And even it the validation somehow cannot happen in the nine months between now and the Games - nine months? Tons of time! - the IOC wand to use Pitsiladis to scare athletes straight:“With research on genetic sequencing progressing well, this new approach could be a groundbreaking method to detect blood doping, weeks or even months after it took place,” Bach told the World Conference on Doping in Sport in Katowice, Poland.
“If approved by the World Anti-Doping Agency such gene testing could be used at the Tokyo Olympics. These new methods will again strengthen deterrence. We want the cheats to never feel safe, anytime or anywhere.”
Okay, come on, put your vote where your faith is and we'll check back in come July: sad-face this post if you reckon there's no way in hell Pitsiladis can get his test validated before Tokyo, thumbs-up if you actually believe it's a goer.Even if the test is not validated in time for Tokyo 2020, the IOC intends to store more samples so they can analyse them in the future. “This will add to the fact the pre-Games testing programme will be the most extensive programme ever, aimed to maximise both detection and deterrence,” Bach said.
Didn't Anquetil and Merckx pretty much admit to some form of doping?It is also interesting that in 1976 the Le Monde journalist was quite convinced that blood doping was going on in the pro cycling when the issue wasn't discussed that much in the media.

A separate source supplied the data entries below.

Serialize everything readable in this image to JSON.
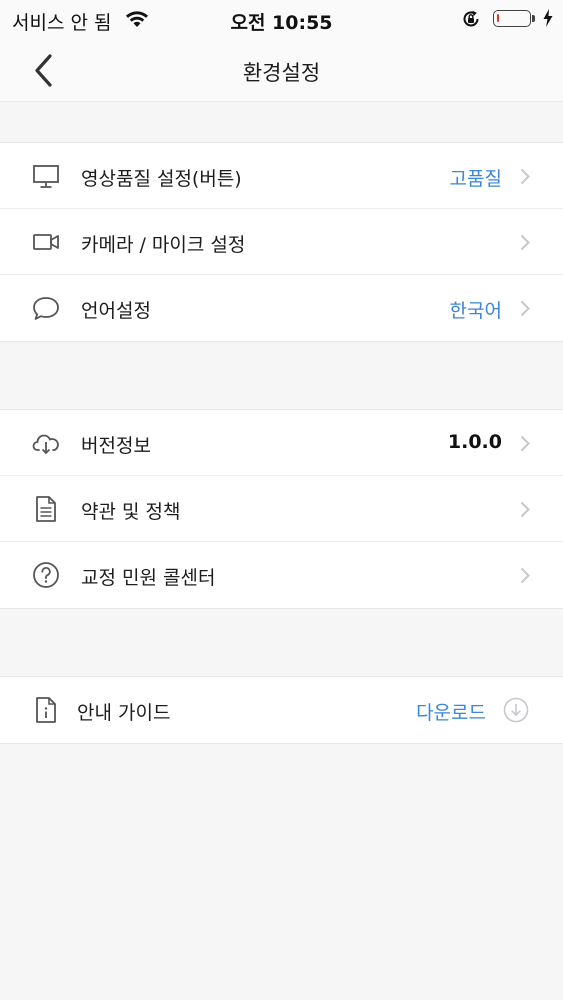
{
  "status_bar": {
    "carrier": "서비스 안 됨",
    "time": "오전 10:55",
    "battery_level": 0.08
  },
  "nav": {
    "title": "환경설정"
  },
  "groups": [
    {
      "items": [
        {
          "label": "영상품질 설정(버튼)",
          "value": "고품질",
          "icon": "monitor-icon"
        },
        {
          "label": "카메라 / 마이크 설정",
          "value": "",
          "icon": "video-camera-icon"
        },
        {
          "label": "언어설정",
          "value": "한국어",
          "icon": "chat-bubble-icon"
        }
      ]
    },
    {
      "items": [
        {
          "label": "버전정보",
          "value": "1.0.0",
          "icon": "cloud-download-icon"
        },
        {
          "label": "약관 및 정책",
          "value": "",
          "icon": "document-icon"
        },
        {
          "label": "교정 민원 콜센터",
          "value": "",
          "icon": "question-circle-icon"
        }
      ]
    },
    {
      "items": [
        {
          "label": "안내 가이드",
          "value": "다운로드",
          "icon": "info-document-icon"
        }
      ]
    }
  ],
  "colors": {
    "accent": "#3a86d8",
    "background": "#f6f6f7",
    "row_background": "#ffffff",
    "battery_low": "#e0342b"
  }
}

If I shall have the opportunity, I will ask some information from the people themselves because I have been working on an essay/article series on the origins of blood doping that might see the light of the day in a few months in which I have incorporated some new material from Sweden sources.

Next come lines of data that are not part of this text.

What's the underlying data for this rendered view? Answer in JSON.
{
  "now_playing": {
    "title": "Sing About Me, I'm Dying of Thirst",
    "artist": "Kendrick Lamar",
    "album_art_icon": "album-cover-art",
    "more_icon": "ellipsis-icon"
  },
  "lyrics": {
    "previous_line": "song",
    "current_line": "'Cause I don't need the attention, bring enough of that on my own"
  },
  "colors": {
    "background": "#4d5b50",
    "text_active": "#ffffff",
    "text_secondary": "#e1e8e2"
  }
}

Merckx had a positive /w a one month suspension and he later on had one of those weak confessions where they say: I did something wrong. I trusted a doctor.Didn't Anquetil and Merckx pretty much admit to some form of doping?
(Fun bit of anti-doping history for you: testing is commonly thought to date back to the 1910s, when Polish pharmacist Alfons Bukowski developed a saliva test for horses.)A major benefit of oral fluid testing is that it has the potential to detect in-competition prohibited substances, such as stimulants or cannabinoids, very close to their use and/or exposure. Accordingly, this may minimize the potential scenario where a substance prohibited in-competition only, that was used out-of-competition, would be detected during an in-competition test.
There was evidence of rHuEPO use at both the Calgary & Seoul Olympics. Perhaps experimental use starting in the 1988 cycling season?Haven't seen this program mentioned yet at the Clinic, but "Partnership for Clean Competition" has its podcast which features (among other topics) interviews now-and-then researchers who develop tests for anti-doping purposes such as a dried blood spots, OMICS approach to detect blood doping etc:
More Podcasts Below Support This Podcast Interested in sponsoring the Anti-Doping Podcast or have a guest recommendation? Support the Anti-doping Podcast Interested in sponsoring the Anti-Doping Podcast or have a guest recommendation?cleancompetition.org
Very accessible and has some interesting topics, but I can't say I learned that much from the handful I've listened thus far, e.g. the AMGEN scientist who developed rHuEPO even mentioned something about having heard rumours of cyclists using the hormone in the late-1980s and it would've been interesting to know where the rumours originated from etc. instead of him spending minutes to tell the details of the ABP program.